Discrimination and Harassment
Discrimination and harassment claims often increase in a down economy. Learn the proper techniques for conducing proper workplace harassment investigations, providing sexual harassment training, and more to reduce claims of employment discrimination and preventing sexual harassment in the workplace.
In a recent case, the 11th Circuit Court of Appeals has refused to extend protected status to an investigator who wanted her company to go further than it was willing to after it discovered sexual harassment.
Hobson Air Conditioning, a Weatherford contractor, has agreed to pay $37,500 to settle charges that a manager created a sexually hostile work environment.
Sometimes, all it takes to stop sexual harassment (or behavior that could escalate to harassment) is to tell the individual to cut it out.

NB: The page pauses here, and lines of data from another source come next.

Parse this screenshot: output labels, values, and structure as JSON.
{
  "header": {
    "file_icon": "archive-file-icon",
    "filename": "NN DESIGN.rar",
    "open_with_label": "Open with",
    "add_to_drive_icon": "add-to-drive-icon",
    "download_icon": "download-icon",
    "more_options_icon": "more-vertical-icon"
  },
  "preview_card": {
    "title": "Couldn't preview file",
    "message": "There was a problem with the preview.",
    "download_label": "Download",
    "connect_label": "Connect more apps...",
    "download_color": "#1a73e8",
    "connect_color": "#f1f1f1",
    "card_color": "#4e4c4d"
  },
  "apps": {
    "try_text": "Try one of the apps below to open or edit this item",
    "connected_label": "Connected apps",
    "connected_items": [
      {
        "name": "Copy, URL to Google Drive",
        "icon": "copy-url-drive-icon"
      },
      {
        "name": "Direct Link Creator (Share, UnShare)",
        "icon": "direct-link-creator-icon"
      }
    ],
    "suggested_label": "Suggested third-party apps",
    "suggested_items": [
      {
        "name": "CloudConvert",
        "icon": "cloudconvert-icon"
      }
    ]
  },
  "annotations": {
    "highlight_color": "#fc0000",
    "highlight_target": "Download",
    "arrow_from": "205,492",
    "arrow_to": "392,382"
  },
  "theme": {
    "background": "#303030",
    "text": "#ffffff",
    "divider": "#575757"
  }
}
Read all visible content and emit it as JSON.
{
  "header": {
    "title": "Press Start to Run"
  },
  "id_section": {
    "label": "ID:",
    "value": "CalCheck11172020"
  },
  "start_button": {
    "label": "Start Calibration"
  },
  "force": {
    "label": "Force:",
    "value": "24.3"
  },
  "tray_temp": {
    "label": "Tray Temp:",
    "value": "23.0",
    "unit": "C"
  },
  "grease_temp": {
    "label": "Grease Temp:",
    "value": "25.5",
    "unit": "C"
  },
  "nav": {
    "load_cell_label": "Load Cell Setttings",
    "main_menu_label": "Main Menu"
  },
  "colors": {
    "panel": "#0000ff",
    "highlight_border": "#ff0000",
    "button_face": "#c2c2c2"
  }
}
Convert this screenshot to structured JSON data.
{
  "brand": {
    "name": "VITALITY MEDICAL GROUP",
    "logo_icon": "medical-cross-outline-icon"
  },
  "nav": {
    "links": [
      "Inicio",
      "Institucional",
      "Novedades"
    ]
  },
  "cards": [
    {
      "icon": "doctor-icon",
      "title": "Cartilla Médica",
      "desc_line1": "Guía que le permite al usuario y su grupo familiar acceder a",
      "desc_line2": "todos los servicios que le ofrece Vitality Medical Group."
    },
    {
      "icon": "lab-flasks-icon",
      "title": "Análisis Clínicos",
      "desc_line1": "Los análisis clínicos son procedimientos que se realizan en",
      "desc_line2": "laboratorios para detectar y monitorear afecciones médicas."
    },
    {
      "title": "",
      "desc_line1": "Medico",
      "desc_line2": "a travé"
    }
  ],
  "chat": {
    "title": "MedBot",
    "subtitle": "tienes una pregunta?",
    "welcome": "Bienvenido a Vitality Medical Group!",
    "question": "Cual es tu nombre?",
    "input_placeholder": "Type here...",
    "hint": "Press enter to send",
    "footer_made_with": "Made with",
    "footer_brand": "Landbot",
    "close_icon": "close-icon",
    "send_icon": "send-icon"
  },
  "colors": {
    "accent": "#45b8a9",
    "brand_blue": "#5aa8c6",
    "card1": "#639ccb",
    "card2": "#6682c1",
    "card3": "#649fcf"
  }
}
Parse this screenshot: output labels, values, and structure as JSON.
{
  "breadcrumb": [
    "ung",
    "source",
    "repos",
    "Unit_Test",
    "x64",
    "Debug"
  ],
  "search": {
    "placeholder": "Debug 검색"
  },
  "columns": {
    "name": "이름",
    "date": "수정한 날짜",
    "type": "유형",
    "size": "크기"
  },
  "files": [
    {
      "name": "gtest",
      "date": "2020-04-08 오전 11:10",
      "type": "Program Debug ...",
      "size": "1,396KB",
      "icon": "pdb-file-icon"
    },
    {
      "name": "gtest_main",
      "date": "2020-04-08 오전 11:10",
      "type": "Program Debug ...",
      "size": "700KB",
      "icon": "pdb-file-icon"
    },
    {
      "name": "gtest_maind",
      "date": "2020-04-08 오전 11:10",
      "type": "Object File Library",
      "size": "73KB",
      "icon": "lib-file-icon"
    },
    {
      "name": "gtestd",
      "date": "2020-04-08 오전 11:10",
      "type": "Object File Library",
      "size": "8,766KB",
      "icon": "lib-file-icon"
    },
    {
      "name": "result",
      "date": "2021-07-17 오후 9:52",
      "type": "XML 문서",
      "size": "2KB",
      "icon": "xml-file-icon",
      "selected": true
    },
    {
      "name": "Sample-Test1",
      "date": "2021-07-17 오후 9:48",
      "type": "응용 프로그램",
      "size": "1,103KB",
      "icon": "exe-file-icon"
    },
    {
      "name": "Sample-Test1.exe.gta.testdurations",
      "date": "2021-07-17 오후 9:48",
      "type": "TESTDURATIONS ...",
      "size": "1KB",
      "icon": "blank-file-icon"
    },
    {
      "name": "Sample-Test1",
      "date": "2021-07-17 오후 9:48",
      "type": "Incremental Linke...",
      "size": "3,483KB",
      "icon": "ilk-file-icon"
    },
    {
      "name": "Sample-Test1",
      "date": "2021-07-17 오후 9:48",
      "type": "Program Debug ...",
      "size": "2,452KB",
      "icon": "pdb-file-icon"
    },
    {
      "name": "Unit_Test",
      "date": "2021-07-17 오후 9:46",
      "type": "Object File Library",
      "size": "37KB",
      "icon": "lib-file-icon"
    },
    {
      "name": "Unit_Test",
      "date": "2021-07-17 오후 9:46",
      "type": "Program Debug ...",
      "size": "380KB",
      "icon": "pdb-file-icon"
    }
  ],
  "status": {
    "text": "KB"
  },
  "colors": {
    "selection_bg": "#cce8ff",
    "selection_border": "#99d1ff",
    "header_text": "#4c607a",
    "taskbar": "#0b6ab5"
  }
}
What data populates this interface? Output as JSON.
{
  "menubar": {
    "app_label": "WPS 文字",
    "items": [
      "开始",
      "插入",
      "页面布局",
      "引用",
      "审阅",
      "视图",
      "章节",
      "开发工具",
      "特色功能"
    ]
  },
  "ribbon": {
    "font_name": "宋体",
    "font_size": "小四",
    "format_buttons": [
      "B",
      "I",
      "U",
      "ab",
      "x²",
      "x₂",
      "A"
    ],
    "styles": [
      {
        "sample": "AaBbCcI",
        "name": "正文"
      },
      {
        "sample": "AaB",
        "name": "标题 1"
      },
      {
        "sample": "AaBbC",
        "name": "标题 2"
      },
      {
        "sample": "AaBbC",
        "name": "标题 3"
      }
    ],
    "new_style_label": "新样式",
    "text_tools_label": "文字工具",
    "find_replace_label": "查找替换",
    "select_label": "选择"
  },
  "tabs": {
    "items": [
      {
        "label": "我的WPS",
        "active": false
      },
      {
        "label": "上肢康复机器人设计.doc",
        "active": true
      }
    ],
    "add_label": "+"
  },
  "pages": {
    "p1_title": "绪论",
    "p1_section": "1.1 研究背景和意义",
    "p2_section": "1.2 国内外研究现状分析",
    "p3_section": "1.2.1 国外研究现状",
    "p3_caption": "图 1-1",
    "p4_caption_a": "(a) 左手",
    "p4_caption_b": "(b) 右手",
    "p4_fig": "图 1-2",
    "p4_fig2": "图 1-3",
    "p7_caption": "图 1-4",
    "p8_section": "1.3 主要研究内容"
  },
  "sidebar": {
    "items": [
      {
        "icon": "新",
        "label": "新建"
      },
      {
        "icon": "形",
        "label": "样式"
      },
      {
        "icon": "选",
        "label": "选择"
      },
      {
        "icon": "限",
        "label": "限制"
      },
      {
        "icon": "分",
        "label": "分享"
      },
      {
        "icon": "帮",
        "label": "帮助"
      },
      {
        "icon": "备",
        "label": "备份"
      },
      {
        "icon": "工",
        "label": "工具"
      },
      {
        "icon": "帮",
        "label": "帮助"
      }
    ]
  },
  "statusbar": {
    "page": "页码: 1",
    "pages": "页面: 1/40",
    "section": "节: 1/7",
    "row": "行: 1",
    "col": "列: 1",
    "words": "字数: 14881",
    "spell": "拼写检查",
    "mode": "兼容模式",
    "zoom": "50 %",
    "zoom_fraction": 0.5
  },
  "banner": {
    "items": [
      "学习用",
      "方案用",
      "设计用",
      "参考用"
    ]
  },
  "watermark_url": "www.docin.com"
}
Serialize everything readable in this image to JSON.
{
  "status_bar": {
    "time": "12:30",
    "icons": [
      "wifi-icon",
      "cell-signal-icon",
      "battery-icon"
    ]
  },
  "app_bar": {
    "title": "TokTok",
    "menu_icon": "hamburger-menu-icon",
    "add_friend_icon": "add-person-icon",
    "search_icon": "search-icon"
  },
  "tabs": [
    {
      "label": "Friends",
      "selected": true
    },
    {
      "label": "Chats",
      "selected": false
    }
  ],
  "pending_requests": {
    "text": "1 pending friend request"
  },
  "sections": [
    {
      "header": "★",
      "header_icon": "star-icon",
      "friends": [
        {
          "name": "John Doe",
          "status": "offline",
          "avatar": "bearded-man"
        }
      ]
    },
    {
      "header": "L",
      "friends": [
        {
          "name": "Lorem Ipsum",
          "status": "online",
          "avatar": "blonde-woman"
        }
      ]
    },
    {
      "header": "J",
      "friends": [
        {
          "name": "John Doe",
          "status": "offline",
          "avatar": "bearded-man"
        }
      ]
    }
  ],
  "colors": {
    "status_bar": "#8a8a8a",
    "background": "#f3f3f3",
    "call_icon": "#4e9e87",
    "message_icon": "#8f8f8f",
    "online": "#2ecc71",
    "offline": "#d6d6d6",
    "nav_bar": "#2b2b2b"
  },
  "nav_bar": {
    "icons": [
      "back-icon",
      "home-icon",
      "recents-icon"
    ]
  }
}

But you’ll never know if it worked unless you follow up. You should periodically check back with those affected and note their response in your files.
Sexual harassment victims deserve to have their claims investigated, not ignored. Under no circumstances should you encourage a complaining employee to quit instead of having to endure continued harassment. That’s a sure indication to many juries that the worker was punished for reporting sexual harassment.
If you pay women and men different rates for the doing the same work, you had better have a good reason—one that can stand up in court. Otherwise, you’ll probably wind up on the losing end of an Equal Pay Act (EPA) lawsuit.
Bipartisan legislation working its way through the U.S. Senate would make it easier for employees to prove age and disability discrimination. The Protecting Older Workers Against Discrimination Act seeks to overturn the U.S. Supreme Court’s 2009 decision in Gross v. F.B.I. Financial Services.
A federal jury in Sacramento unanimously awarded $168 million in damages and lost wages to a physician assistant for various claims lodged against her former employer, Catholic Healthcare West (CHW).
While Title VII prohibits discrimination based on any race or either gender, minorities and women aren’t the only ones protected by the law. So-called “reverse” discrimination claims are rarer, but they do exist. Important: Managers must not ignore or make light of complaints by white, male employees because of the following misguided beliefs.
A few years ago, the U.S. Supreme Court said employers fighting claims of age discrimination carry the burden of proof to show that their alleged discriminatory decisions were actually based on a “reasonable factor other than age (RFOA),” not discrimination. The EEOC has issued final regulations that clarify RFOAs.
Here’s a good rule of thumb when disciplining employees: Consider it a given that if discipline leads to termination, the entire disciplinary decision-making process will be challenged in court. That’s why you must carefully document every disciplinary action, starting with warnings.